* [EXERCISE DETAILS]
From the entries below, determine the number of lines that contain "text". Give that number by itself.

* [INPUT FOR THIS TASK]
☆ ☆ ☆ ☆ ☆

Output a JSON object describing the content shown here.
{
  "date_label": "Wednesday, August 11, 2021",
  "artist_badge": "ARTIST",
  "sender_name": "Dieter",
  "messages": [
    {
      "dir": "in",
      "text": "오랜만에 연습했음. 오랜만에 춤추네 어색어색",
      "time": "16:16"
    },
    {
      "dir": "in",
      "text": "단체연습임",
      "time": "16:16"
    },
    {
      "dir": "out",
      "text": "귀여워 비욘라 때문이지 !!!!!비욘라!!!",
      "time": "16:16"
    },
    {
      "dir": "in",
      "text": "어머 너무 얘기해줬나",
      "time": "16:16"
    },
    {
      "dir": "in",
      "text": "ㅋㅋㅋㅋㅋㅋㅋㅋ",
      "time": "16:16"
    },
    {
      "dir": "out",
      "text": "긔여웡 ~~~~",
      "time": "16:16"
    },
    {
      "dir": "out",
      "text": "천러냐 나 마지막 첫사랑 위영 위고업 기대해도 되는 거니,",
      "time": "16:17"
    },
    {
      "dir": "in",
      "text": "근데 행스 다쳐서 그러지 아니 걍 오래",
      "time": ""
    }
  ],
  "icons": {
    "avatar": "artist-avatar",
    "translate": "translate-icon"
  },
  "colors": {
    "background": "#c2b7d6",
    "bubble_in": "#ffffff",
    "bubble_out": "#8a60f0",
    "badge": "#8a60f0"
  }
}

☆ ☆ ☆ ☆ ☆

* [SOLVED EXERCISE]
8